In April of 2014, the United States Sentencing Commission voted to shorten the prison sentences for certain non-violent drug offenses. While Attorney General Eric Holder publicly supported the move, numerous assistant U.S. attorneys (AUSA's) publicly came out against any relief from the status quo. Despite flowery language referencing "public protection" found in their mission statement, the reticence of federal prosecutors to alleviate the current situation has nothing to do with a concern for those they allegedly serve.
U.S. Attorney General Eric Holder is proposing moderate sentencing reforms, but even these modest proposals are meeting stiff resistance

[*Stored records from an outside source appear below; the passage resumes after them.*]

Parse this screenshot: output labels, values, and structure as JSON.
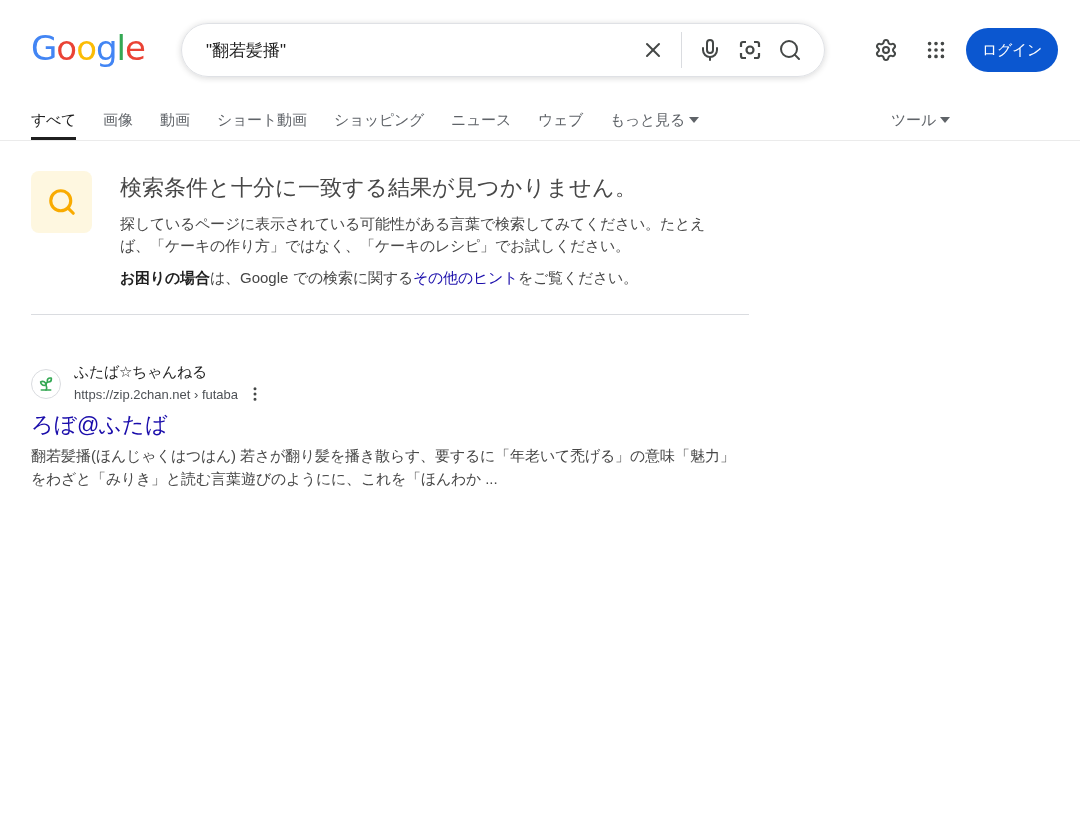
{
  "header": {
    "logo": "Google",
    "search": {
      "value": "\"翻若髪播\""
    },
    "login_button": "ログイン"
  },
  "tabs": [
    {
      "label": "すべて",
      "selected": true,
      "dropdown": false
    },
    {
      "label": "画像",
      "selected": false,
      "dropdown": false
    },
    {
      "label": "動画",
      "selected": false,
      "dropdown": false
    },
    {
      "label": "ショート動画",
      "selected": false,
      "dropdown": false
    },
    {
      "label": "ショッピング",
      "selected": false,
      "dropdown": false
    },
    {
      "label": "ニュース",
      "selected": false,
      "dropdown": false
    },
    {
      "label": "ウェブ",
      "selected": false,
      "dropdown": false
    },
    {
      "label": "もっと見る",
      "selected": false,
      "dropdown": true
    }
  ],
  "tools": {
    "label": "ツール"
  },
  "notice": {
    "title": "検索条件と十分に一致する結果が見つかりません。",
    "body": "探しているページに表示されている可能性がある言葉で検索してみてください。たとえば、「ケーキの作り方」ではなく、「ケーキのレシピ」でお試しください。",
    "help_prefix": "**お困りの場合**は、Google での検索に関する",
    "help_link": "その他のヒント",
    "help_suffix": "をご覧ください。"
  },
  "results": [
    {
      "site": "ふたば☆ちゃんねる",
      "url": "https://zip.2chan.net › futaba",
      "title": "ろぼ@ふたば",
      "snippet": "**翻若髪播**(ほんじゃくはつはん) 若さが翻り髪を播き散らす、要するに「年老いて禿げる」の意味「魅力」をわざと「みりき」と読む言葉遊びのようにに、これを「ほんわか ..."
    }
  ]
}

The U.S. attorney's office has long served as a springboard for the judicial-corporate ladder. Success is measured in the number of convictions and years imposed, so there is forceful resistance to any proposal which will make the securing of lengthy sentences more difficult. Other self-interested parties have similarly opposed relief from the draconian sentences currently being imposed in U.S. federal courts. These organizations include those representing law enforcement and are quietly trying to extirpate any legislation that would roll back pernicious mandatory sentences for those convicted of federal drug offenses.
As with the Iraq invasion, elected officials often stick with proven talking points, knowing that "get tough" language is often what voters want to hear. In May, three senior Republican senators - Charles Grassley of Iowa, John Cornyn of Texas and Jeff Sessions of Alabama- came out against federal sentencing reductions, disingenuously arguing that mandatory minimums are only used for the highest level of drug traffickers. This mendacity is contradicted by data from the United States Sentencing Commission, which found that at least 40 percent of convicted federal drug defendants were couriers or low-level dealers.
Senator Jeff Sessions, former federal prosecutor and federal judge, is leading the charge against even modest reformation of the federal criminal justice system
The public's zeal for repressive sentencing measures can be traced to the same media outlets that manipulated popular opinion on the Iraq War. The symbiotic relationship between federal prosecutors and their media myrmidons knows no bounds. What passes for journalism are often regurgitated press releases from the U.S. attorney's office. Sensationalizing offenses and offenders serves the interests of both the media and prosecutors. The more seriously the offense can be portrayed, the more significant the prosecution appears. This deliberate mischaracterization of the offense continues right into court where prosecutors cast the accused in as negative a light as possible in order to secure the harshest conceivable sentence.
While the disaster of the Iraq invasion is unfolding for all to see, the burgeoning fiasco of America's proclivity to punish has yet to be fully recognized. Almost daily stories of false prosecution and wrongful convictions are just the tip of the proverbial iceberg. Less obvious social costs and societal damage are just now being first identified. Donald Braman, an anthropologist at the George Washington University Law School, noted, "The social deprivation and draining of capital from these (minority) communities may well be the greatest contribution our state makes to income inequality. There is no social institution I can think of that comes close to matching it."
It is not difficult to see that locking up a record number of people is a negative for any society. Those justifying and advancing this policy create a tremendous harm, largely for selfish interests, and are arguably more dangerous than those they seek to ensnare within the criminal justice system.